Citation: Kincaid B and Bossy-Wetzel E (2013) Forever young: SIRT3 a shield against mitochondrial meltdown, aging, and neurodegeneration. Front. Aging Neurosci. 5:48. doi: 10.3389/fnagi.2013.00048
Received: 04 June 2013; Paper pending published: 30 June 2013;
Accepted: 21 August 2013; Published online: 06 September 2013.
Edited by:Gizem Donmez, Tufts University School of Medicine, USA
Reviewed by:Carsten Culmsee, Philipps University of Marburg, Germany
Uwe-Karsten Hanisch, University of Göttingen, Germany
Copyright © 2013 Kincaid and Bossy-Wetzel.

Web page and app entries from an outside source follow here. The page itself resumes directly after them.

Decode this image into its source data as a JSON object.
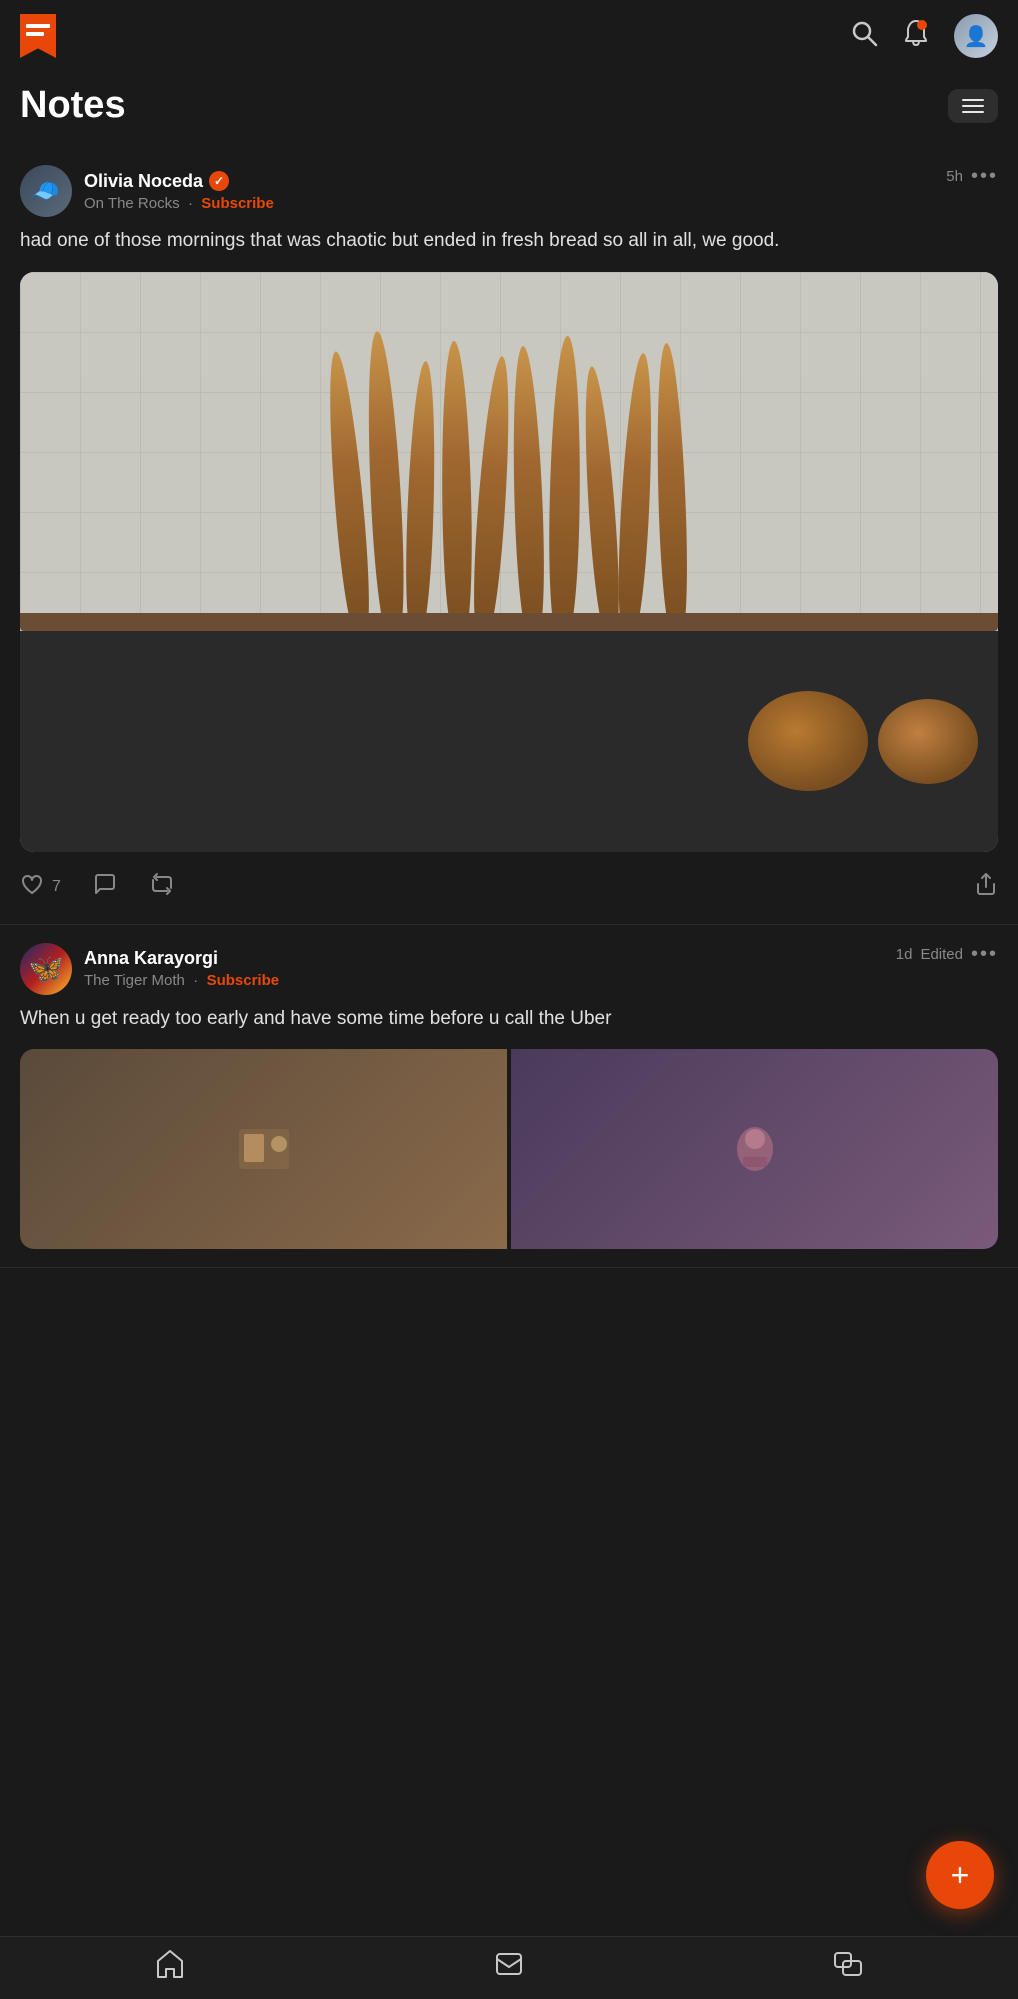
{
  "app": {
    "title": "Notes"
  },
  "nav": {
    "search_label": "search",
    "notifications_label": "notifications",
    "profile_label": "profile"
  },
  "filter_button_label": "filter",
  "posts": [
    {
      "id": "post-1",
      "author": "Olivia Noceda",
      "verified": true,
      "publication": "On The Rocks",
      "subscribe_label": "Subscribe",
      "time": "5h",
      "edited": false,
      "more_label": "...",
      "text": "had one of those mornings that was chaotic but ended in fresh bread so all in all, we good.",
      "likes": 7,
      "likes_label": "7",
      "comment_label": "comment",
      "repost_label": "repost",
      "share_label": "share"
    },
    {
      "id": "post-2",
      "author": "Anna Karayorgi",
      "verified": false,
      "publication": "The Tiger Moth",
      "subscribe_label": "Subscribe",
      "time": "1d",
      "edited": true,
      "edited_label": "Edited",
      "more_label": "...",
      "text": "When u get ready too early and have some time before u call the Uber"
    }
  ],
  "bottom_nav": {
    "home_label": "home",
    "inbox_label": "inbox",
    "messages_label": "messages"
  },
  "fab_label": "+"
}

This is an open-access article distributed under the terms of the Creative Commons Attribution License (CC BY). The use, distribution or reproduction in other forums is permitted, provided the original author(s) or licensor are credited and that the original publication in this journal is cited, in accordance with accepted academic practice. No use, distribution or reproduction is permitted which does not comply with these terms.

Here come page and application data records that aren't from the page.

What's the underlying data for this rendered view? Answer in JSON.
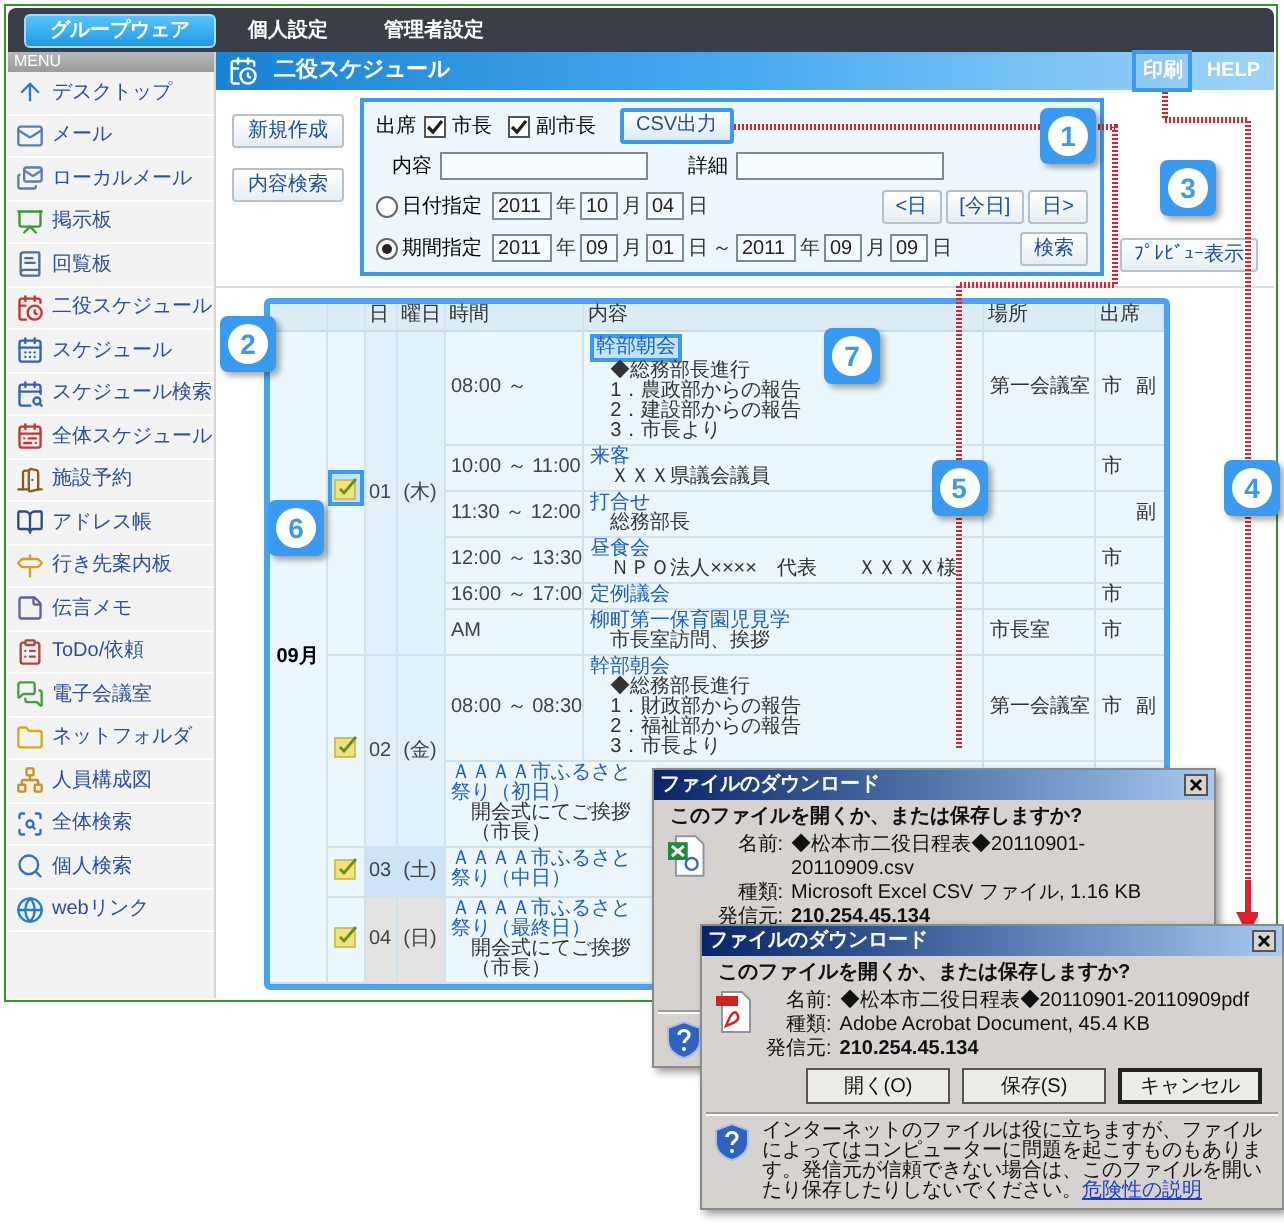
{
  "top_tabs": [
    {
      "label": "グループウェア",
      "selected": true
    },
    {
      "label": "個人設定",
      "selected": false
    },
    {
      "label": "管理者設定",
      "selected": false
    }
  ],
  "sidebar": {
    "heading": "MENU",
    "items": [
      {
        "label": "デスクトップ"
      },
      {
        "label": "メール"
      },
      {
        "label": "ローカルメール"
      },
      {
        "label": "掲示板"
      },
      {
        "label": "回覧板"
      },
      {
        "label": "二役スケジュール"
      },
      {
        "label": "スケジュール"
      },
      {
        "label": "スケジュール検索"
      },
      {
        "label": "全体スケジュール"
      },
      {
        "label": "施設予約"
      },
      {
        "label": "アドレス帳"
      },
      {
        "label": "行き先案内板"
      },
      {
        "label": "伝言メモ"
      },
      {
        "label": "ToDo/依頼"
      },
      {
        "label": "電子会議室"
      },
      {
        "label": "ネットフォルダ"
      },
      {
        "label": "人員構成図"
      },
      {
        "label": "全体検索"
      },
      {
        "label": "個人検索"
      },
      {
        "label": "webリンク"
      }
    ]
  },
  "page": {
    "title": "二役スケジュール",
    "links": [
      {
        "label": "印刷",
        "highlighted": true
      },
      {
        "label": "HELP",
        "highlighted": false
      }
    ]
  },
  "side_buttons": [
    "新規作成",
    "内容検索"
  ],
  "filter": {
    "attendance_label": "出席",
    "checkboxes": [
      {
        "label": "市長",
        "checked": true
      },
      {
        "label": "副市長",
        "checked": true
      }
    ],
    "csv_button": {
      "label": "CSV出力",
      "highlighted": true
    },
    "fields": [
      {
        "label": "内容"
      },
      {
        "label": "詳細"
      }
    ],
    "modes": [
      {
        "label": "日付指定",
        "selected": false,
        "parts": [
          {
            "kind": "input",
            "value": "2011"
          },
          {
            "kind": "text",
            "value": "年"
          },
          {
            "kind": "input",
            "value": "10"
          },
          {
            "kind": "text",
            "value": "月"
          },
          {
            "kind": "input",
            "value": "04"
          },
          {
            "kind": "text",
            "value": "日"
          }
        ],
        "buttons": [
          "<日",
          "[今日]",
          "日>"
        ]
      },
      {
        "label": "期間指定",
        "selected": true,
        "parts": [
          {
            "kind": "input",
            "value": "2011"
          },
          {
            "kind": "text",
            "value": "年"
          },
          {
            "kind": "input",
            "value": "09"
          },
          {
            "kind": "text",
            "value": "月"
          },
          {
            "kind": "input",
            "value": "01"
          },
          {
            "kind": "text",
            "value": "日"
          },
          {
            "kind": "text",
            "value": "～"
          },
          {
            "kind": "input",
            "value": "2011"
          },
          {
            "kind": "text",
            "value": "年"
          },
          {
            "kind": "input",
            "value": "09"
          },
          {
            "kind": "text",
            "value": "月"
          },
          {
            "kind": "input",
            "value": "09"
          },
          {
            "kind": "text",
            "value": "日"
          }
        ],
        "buttons": [
          "検索"
        ]
      }
    ]
  },
  "preview_button": "ﾌﾟﾚﾋﾞｭｰ表示",
  "callouts": [
    "1",
    "2",
    "3",
    "4",
    "5",
    "6",
    "7"
  ],
  "table": {
    "columns": [
      "日",
      "曜日",
      "時間",
      "内容",
      "場所",
      "出席"
    ],
    "month": "09月",
    "days": [
      {
        "day": "01",
        "weekday": "(木)",
        "kind": "weekday",
        "highlighted": true,
        "events": [
          {
            "kind": "timed",
            "time": "08:00 ～",
            "title": "幹部朝会",
            "highlighted": true,
            "details": [
              "◆総務部長進行",
              "1．農政部からの報告",
              "2．建設部からの報告",
              "3．市長より"
            ],
            "place": "第一会議室",
            "mayor": "市",
            "vice": "副"
          },
          {
            "kind": "timed",
            "time": "10:00 ～ 11:00",
            "title": "来客",
            "highlighted": false,
            "details": [
              "ＸＸＸ県議会議員"
            ],
            "mayor": "市"
          },
          {
            "kind": "timed",
            "time": "11:30 ～ 12:00",
            "title": "打合せ",
            "highlighted": false,
            "details": [
              "総務部長"
            ],
            "vice": "副"
          },
          {
            "kind": "timed",
            "time": "12:00 ～ 13:30",
            "title": "昼食会",
            "highlighted": false,
            "details": [
              "ＮＰＯ法人××××　代表　　ＸＸＸＸ様"
            ],
            "mayor": "市"
          },
          {
            "kind": "timed",
            "time": "16:00 ～ 17:00",
            "title": "定例議会",
            "highlighted": false,
            "mayor": "市"
          },
          {
            "kind": "timed",
            "time": "AM",
            "title": "柳町第一保育園児見学",
            "highlighted": false,
            "details": [
              "市長室訪問、挨拶"
            ],
            "place": "市長室",
            "mayor": "市"
          }
        ]
      },
      {
        "day": "02",
        "weekday": "(金)",
        "kind": "weekday",
        "highlighted": false,
        "events": [
          {
            "kind": "timed",
            "time": "08:00 ～ 08:30",
            "title": "幹部朝会",
            "highlighted": false,
            "details": [
              "◆総務部長進行",
              "1．財政部からの報告",
              "2．福祉部からの報告",
              "3．市長より"
            ],
            "place": "第一会議室",
            "mayor": "市",
            "vice": "副"
          },
          {
            "kind": "all_day",
            "title": "ＡＡＡＡ市ふるさと祭り（初日）",
            "highlighted": false,
            "details": [
              "開会式にてご挨拶（市長）"
            ]
          }
        ]
      },
      {
        "day": "03",
        "weekday": "(土)",
        "kind": "saturday",
        "highlighted": false,
        "events": [
          {
            "kind": "all_day",
            "title": "ＡＡＡＡ市ふるさと祭り（中日）",
            "highlighted": false
          }
        ]
      },
      {
        "day": "04",
        "weekday": "(日)",
        "kind": "sunday",
        "highlighted": false,
        "events": [
          {
            "kind": "all_day",
            "title": "ＡＡＡＡ市ふるさと祭り（最終日）",
            "highlighted": false,
            "details": [
              "開会式にてご挨拶（市長）"
            ]
          }
        ]
      }
    ]
  },
  "dialogs": [
    {
      "title": "ファイルのダウンロード",
      "kind": "csv",
      "question": "このファイルを開くか、または保存しますか?",
      "fields": [
        {
          "label": "名前:",
          "value": "◆松本市二役日程表◆20110901-20110909.csv"
        },
        {
          "label": "種類:",
          "value": "Microsoft Excel CSV ファイル, 1.16 KB"
        },
        {
          "label": "発信元:",
          "value": "210.254.45.134"
        }
      ]
    },
    {
      "title": "ファイルのダウンロード",
      "kind": "pdf",
      "question": "このファイルを開くか、または保存しますか?",
      "fields": [
        {
          "label": "名前:",
          "value": "◆松本市二役日程表◆20110901-20110909pdf"
        },
        {
          "label": "種類:",
          "value": "Adobe Acrobat Document, 45.4 KB"
        },
        {
          "label": "発信元:",
          "value": "210.254.45.134"
        }
      ],
      "buttons": [
        "開く(O)",
        "保存(S)",
        "キャンセル"
      ],
      "warning": {
        "text": "インターネットのファイルは役に立ちますが、ファイルによってはコンピューターに問題を起こすものもあります。発信元が信頼できない場合は、このファイルを開いたり保存したりしないでください。",
        "link": "危険性の説明"
      }
    }
  ]
}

*Correspondence: Ella Bossy-Wetzel, Burnett School of Biomedical Sciences, College of Medicine, University of Central Florida, 4000 Central Florida Boulevard, Orlando, FL 32816, USA e-mail: email@example.com